Lisa Libin, Vice President
Turn on the news these days and you will be inundated with PR crises. And while a crisis can be detrimental to a brand, there are also a number of companies who have used a crisis to come out stronger in the long run. Think Tylenol, Maple Leaf Foods, Lululemon. The common thread among these companies is that they used a crisis situation to create a long-term opportunity.
Looking at the bright side during a crisis situation may be inconceivable for many business leaders, but below are some key ways to not only move through a crisis but ideally, create a stronger business for the future.
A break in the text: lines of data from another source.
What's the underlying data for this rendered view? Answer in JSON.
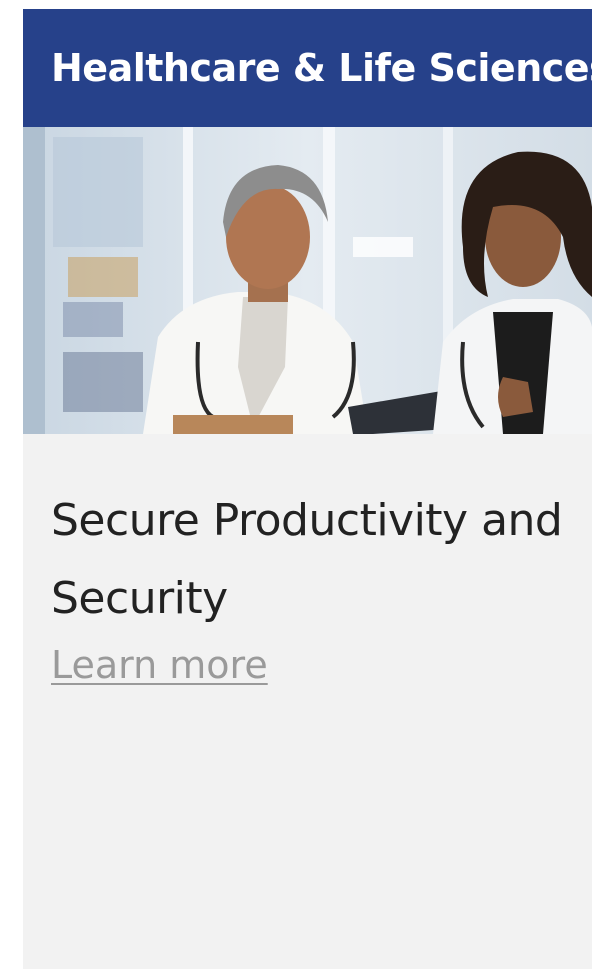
{
  "card": {
    "header_title": "Healthcare & Life Sciences",
    "image_icon": "photo-two-doctors-reviewing-tablet",
    "title": "Secure Productivity and Security",
    "link_label": "Learn more"
  },
  "colors": {
    "header_bg": "#26418a",
    "header_text": "#ffffff",
    "card_bg": "#f2f2f2",
    "title_text": "#222222",
    "link_text": "#9a9a9a"
  }
}
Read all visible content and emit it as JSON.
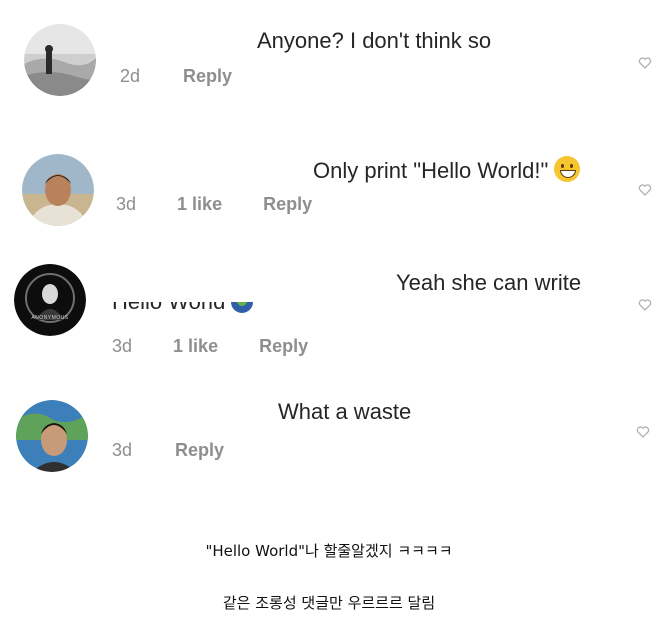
{
  "comments": [
    {
      "text": "Anyone? I don't think so",
      "time": "2d",
      "likes": "",
      "reply_label": "Reply",
      "avatar_desc": "grayscale-photo-avatar"
    },
    {
      "text": "Only print \"Hello World!\"",
      "time": "3d",
      "likes": "1 like",
      "reply_label": "Reply",
      "avatar_desc": "photo-avatar"
    },
    {
      "text": "Yeah she can write",
      "text_line2": "Hello World",
      "time": "3d",
      "likes": "1 like",
      "reply_label": "Reply",
      "avatar_desc": "dark-emblem-avatar",
      "avatar_emblem_text": "ANONYMOUS"
    },
    {
      "text": "What a waste",
      "time": "3d",
      "likes": "",
      "reply_label": "Reply",
      "avatar_desc": "photo-avatar"
    }
  ],
  "caption": {
    "line1": "\"Hello World\"나 할줄알겠지 ㅋㅋㅋㅋ",
    "line2": "같은 조롱성 댓글만 우르르르 달림"
  },
  "colors": {
    "text": "#262626",
    "meta": "#8e8e8e",
    "heart": "#b0b0b0"
  },
  "icons": {
    "emoji": "grinning-face-icon",
    "globe": "globe-icon",
    "like": "heart-outline-icon"
  }
}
- Reconnect with customers – A crisis is a great way to reconnect with customers you may not have been actively engaged with. Many companies tend to be complacent in terms of customer relations until a crisis occurs. Emailing with updates and other forms of ongoing communications helps to show the value a company puts on customers. It is also important to respond to tweets, emails, posts on an individual basis to demonstrate your commitment to the customer. And once the crisis subsides, why stop the communication? Now that the brand has reopened the doors for engagement, it is a great opportunity to keep that interaction going, keeping customers informed and loyal to your brand.
- Think Differently – while this was a common saying of former Apple CEO, Steve Jobs, these are strong words to live by as a business leader and communicator. Often when a crisis occurs it can be due to a process gap that has impacted the health or safety of the brand’s stakeholders – using this unfortunate incident as a way to relook at and rethink the way things have been done, the way employees have been trained, or the way the brand speaks to the public can present a great opportunity for business leaders to improve their brand both internally and externally.
- Build your reputation and credibility – a crisis is an opportunity for a company to build on its reputation and credibility. In many cases, customers are keen to understand that “sh*t happens” and can happen to anyone. What they aren’t keen to understand is when a company tries to hide the issue. By properly handling the situation through communication and most importantly, transparency, it presents the opportunity for the brand to retain trust with stakeholders and even leverage them as advocates for the company.
At the time of the crisis, it can seem like the sky is falling and there is no end in sight. However, the brands that come out shining are the ones who focus not only on the present issue, but also on the future.
Lisa Libin is Vice President at Brookline Public Relations. Lisa loves a good crisis (as long as it’s not a personal one!) and has vast experience in issues management and brand reputation issues, working with local and global communications teams to handle ongoing and current industry issues.